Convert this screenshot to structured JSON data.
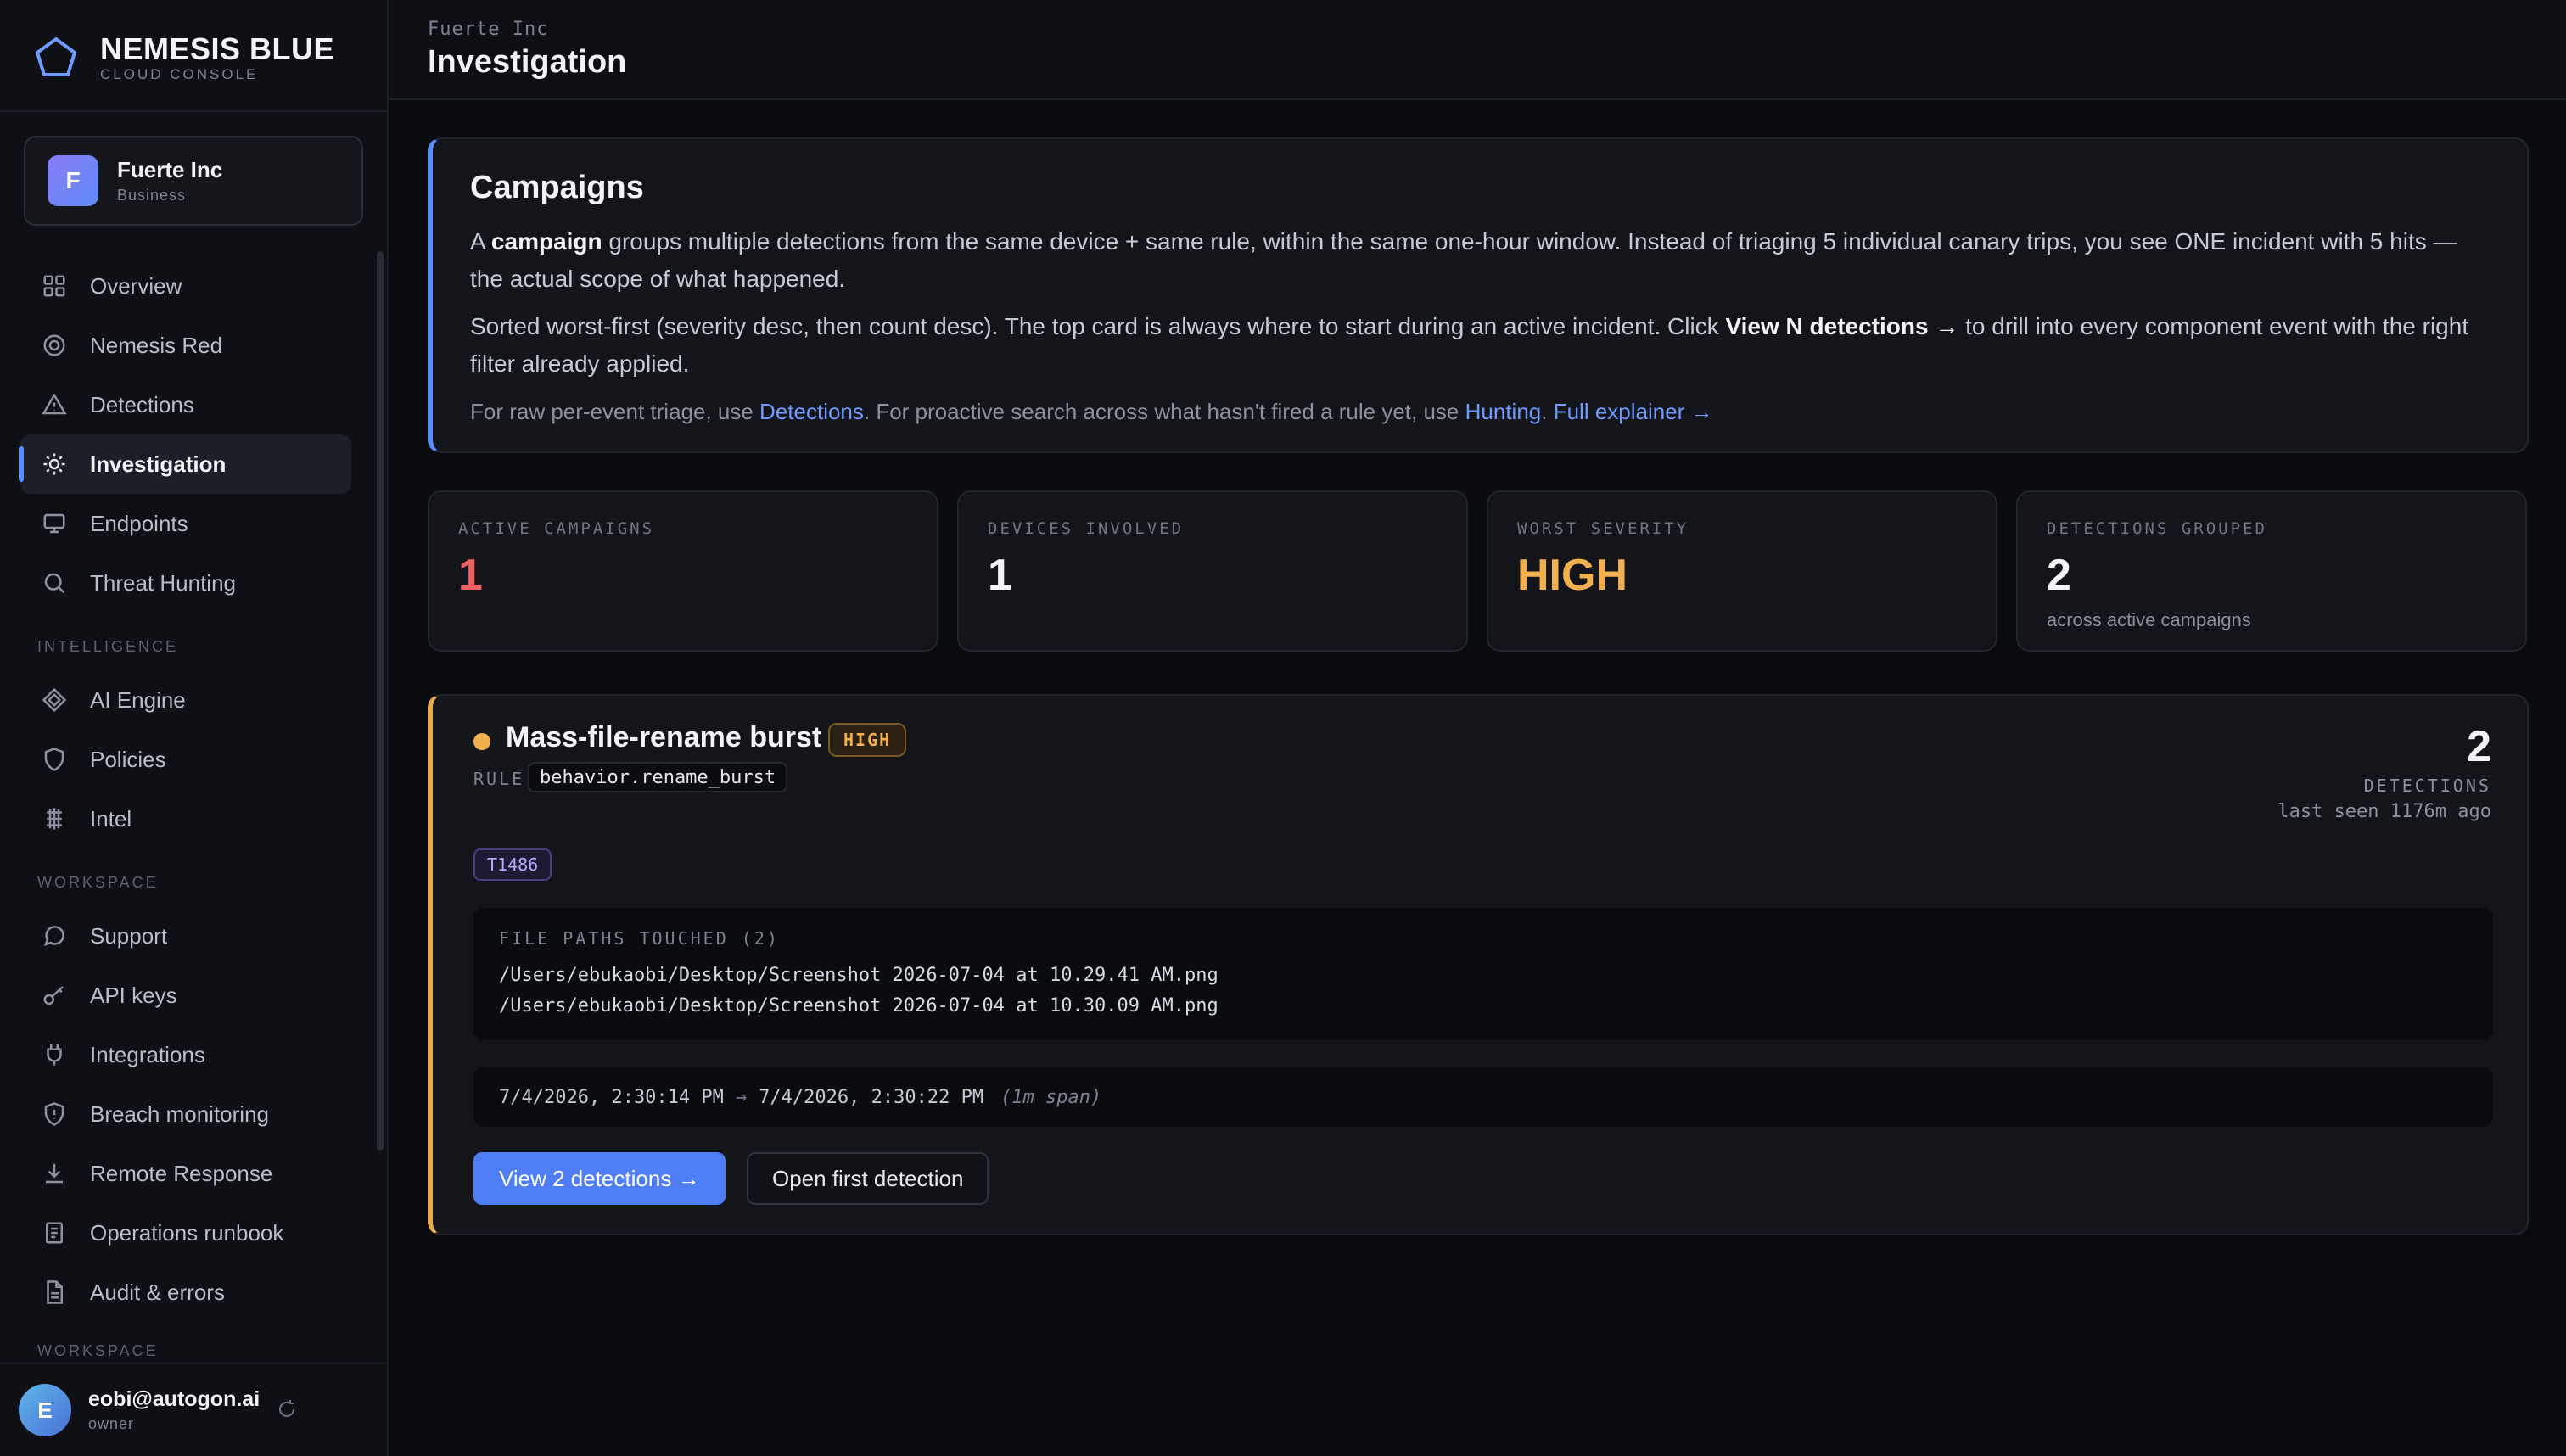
{
  "brand": {
    "name": "NEMESIS BLUE",
    "subtitle": "CLOUD CONSOLE",
    "logo_icon": "pentagon-icon"
  },
  "org": {
    "initial": "F",
    "name": "Fuerte Inc",
    "plan": "Business"
  },
  "nav": {
    "main": [
      {
        "label": "Overview",
        "icon": "grid-icon"
      },
      {
        "label": "Nemesis Red",
        "icon": "target-icon"
      },
      {
        "label": "Detections",
        "icon": "warning-icon"
      },
      {
        "label": "Investigation",
        "icon": "sun-icon",
        "active": true
      },
      {
        "label": "Endpoints",
        "icon": "monitor-icon"
      },
      {
        "label": "Threat Hunting",
        "icon": "search-icon"
      }
    ],
    "section_intelligence": "INTELLIGENCE",
    "intelligence": [
      {
        "label": "AI Engine",
        "icon": "diamond-icon"
      },
      {
        "label": "Policies",
        "icon": "shield-icon"
      },
      {
        "label": "Intel",
        "icon": "chip-icon"
      }
    ],
    "section_workspace": "WORKSPACE",
    "workspace": [
      {
        "label": "Support",
        "icon": "chat-icon"
      },
      {
        "label": "API keys",
        "icon": "key-icon"
      },
      {
        "label": "Integrations",
        "icon": "plug-icon"
      },
      {
        "label": "Breach monitoring",
        "icon": "shield-alert-icon"
      },
      {
        "label": "Remote Response",
        "icon": "download-icon"
      },
      {
        "label": "Operations runbook",
        "icon": "book-icon"
      },
      {
        "label": "Audit & errors",
        "icon": "file-icon"
      }
    ],
    "section_workspace_2": "WORKSPACE"
  },
  "user": {
    "initial": "E",
    "email": "eobi@autogon.ai",
    "role": "owner"
  },
  "header": {
    "breadcrumb": "Fuerte Inc",
    "title": "Investigation"
  },
  "explainer": {
    "title": "Campaigns",
    "p1_a": "A ",
    "p1_bold": "campaign",
    "p1_b": " groups multiple detections from the same device + same rule, within the same one-hour window. Instead of triaging 5 individual canary trips, you see ONE incident with 5 hits — the actual scope of what happened.",
    "p2_a": "Sorted worst-first (severity desc, then count desc). The top card is always where to start during an active incident. Click ",
    "p2_bold": "View N detections →",
    "p2_b": " to drill into every component event with the right filter already applied.",
    "foot_a": "For raw per-event triage, use ",
    "foot_link1": "Detections",
    "foot_b": ". For proactive search across what hasn't fired a rule yet, use ",
    "foot_link2": "Hunting",
    "foot_c": ". ",
    "foot_link3": "Full explainer →"
  },
  "stats": [
    {
      "label": "ACTIVE CAMPAIGNS",
      "value": "1",
      "color": "#f0605e"
    },
    {
      "label": "DEVICES INVOLVED",
      "value": "1",
      "color": "#f2f4f8"
    },
    {
      "label": "WORST SEVERITY",
      "value": "HIGH",
      "color": "#f0b04e"
    },
    {
      "label": "DETECTIONS GROUPED",
      "value": "2",
      "sub": "across active campaigns",
      "color": "#f2f4f8"
    }
  ],
  "campaign": {
    "title": "Mass-file-rename burst",
    "severity": "HIGH",
    "rule_label": "RULE",
    "rule": "behavior.rename_burst",
    "count": "2",
    "count_label": "DETECTIONS",
    "last_seen": "last seen 1176m ago",
    "tactic": "T1486",
    "paths_label": "FILE PATHS TOUCHED (2)",
    "paths": [
      "/Users/ebukaobi/Desktop/Screenshot 2026-07-04 at 10.29.41 AM.png",
      "/Users/ebukaobi/Desktop/Screenshot 2026-07-04 at 10.30.09 AM.png"
    ],
    "range_start": "7/4/2026, 2:30:14 PM",
    "range_arrow": "→",
    "range_end": "7/4/2026, 2:30:22 PM",
    "range_span": "(1m span)",
    "view_button": "View 2 detections →",
    "open_button": "Open first detection"
  }
}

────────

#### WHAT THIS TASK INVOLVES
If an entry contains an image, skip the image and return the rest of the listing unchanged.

#### TASK RESULT
Convert this screenshot to structured JSON data.
{
  "brand": {
    "name": "NEMESIS BLUE",
    "subtitle": "CLOUD CONSOLE",
    "logo_icon": "pentagon-icon"
  },
  "org": {
    "initial": "F",
    "name": "Fuerte Inc",
    "plan": "Business"
  },
  "nav": {
    "main": [
      {
        "label": "Overview",
        "icon": "grid-icon"
      },
      {
        "label": "Nemesis Red",
        "icon": "target-icon"
      },
      {
        "label": "Detections",
        "icon": "warning-icon"
      },
      {
        "label": "Investigation",
        "icon": "sun-icon",
        "active": true
      },
      {
        "label": "Endpoints",
        "icon": "monitor-icon"
      },
      {
        "label": "Threat Hunting",
        "icon": "search-icon"
      }
    ],
    "section_intelligence": "INTELLIGENCE",
    "intelligence": [
      {
        "label": "AI Engine",
        "icon": "diamond-icon"
      },
      {
        "label": "Policies",
        "icon": "shield-icon"
      },
      {
        "label": "Intel",
        "icon": "chip-icon"
      }
    ],
    "section_workspace": "WORKSPACE",
    "workspace": [
      {
        "label": "Support",
        "icon": "chat-icon"
      },
      {
        "label": "API keys",
        "icon": "key-icon"
      },
      {
        "label": "Integrations",
        "icon": "plug-icon"
      },
      {
        "label": "Breach monitoring",
        "icon": "shield-alert-icon"
      },
      {
        "label": "Remote Response",
        "icon": "download-icon"
      },
      {
        "label": "Operations runbook",
        "icon": "book-icon"
      },
      {
        "label": "Audit & errors",
        "icon": "file-icon"
      }
    ],
    "section_workspace_2": "WORKSPACE"
  },
  "user": {
    "initial": "E",
    "email": "eobi@autogon.ai",
    "role": "owner"
  },
  "header": {
    "breadcrumb": "Fuerte Inc",
    "title": "Investigation"
  },
  "explainer": {
    "title": "Campaigns",
    "p1_a": "A ",
    "p1_bold": "campaign",
    "p1_b": " groups multiple detections from the same device + same rule, within the same one-hour window. Instead of triaging 5 individual canary trips, you see ONE incident with 5 hits — the actual scope of what happened.",
    "p2_a": "Sorted worst-first (severity desc, then count desc). The top card is always where to start during an active incident. Click ",
    "p2_bold": "View N detections →",
    "p2_b": " to drill into every component event with the right filter already applied.",
    "foot_a": "For raw per-event triage, use ",
    "foot_link1": "Detections",
    "foot_b": ". For proactive search across what hasn't fired a rule yet, use ",
    "foot_link2": "Hunting",
    "foot_c": ". ",
    "foot_link3": "Full explainer →"
  },
  "stats": [
    {
      "label": "ACTIVE CAMPAIGNS",
      "value": "1",
      "color": "#f0605e"
    },
    {
      "label": "DEVICES INVOLVED",
      "value": "1",
      "color": "#f2f4f8"
    },
    {
      "label": "WORST SEVERITY",
      "value": "HIGH",
      "color": "#f0b04e"
    },
    {
      "label": "DETECTIONS GROUPED",
      "value": "2",
      "sub": "across active campaigns",
      "color": "#f2f4f8"
    }
  ],
  "campaign": {
    "title": "Mass-file-rename burst",
    "severity": "HIGH",
    "rule_label": "RULE",
    "rule": "behavior.rename_burst",
    "count": "2",
    "count_label": "DETECTIONS",
    "last_seen": "last seen 1176m ago",
    "tactic": "T1486",
    "paths_label": "FILE PATHS TOUCHED (2)",
    "paths": [
      "/Users/ebukaobi/Desktop/Screenshot 2026-07-04 at 10.29.41 AM.png",
      "/Users/ebukaobi/Desktop/Screenshot 2026-07-04 at 10.30.09 AM.png"
    ],
    "range_start": "7/4/2026, 2:30:14 PM",
    "range_arrow": "→",
    "range_end": "7/4/2026, 2:30:22 PM",
    "range_span": "(1m span)",
    "view_button": "View 2 detections →",
    "open_button": "Open first detection"
  }
}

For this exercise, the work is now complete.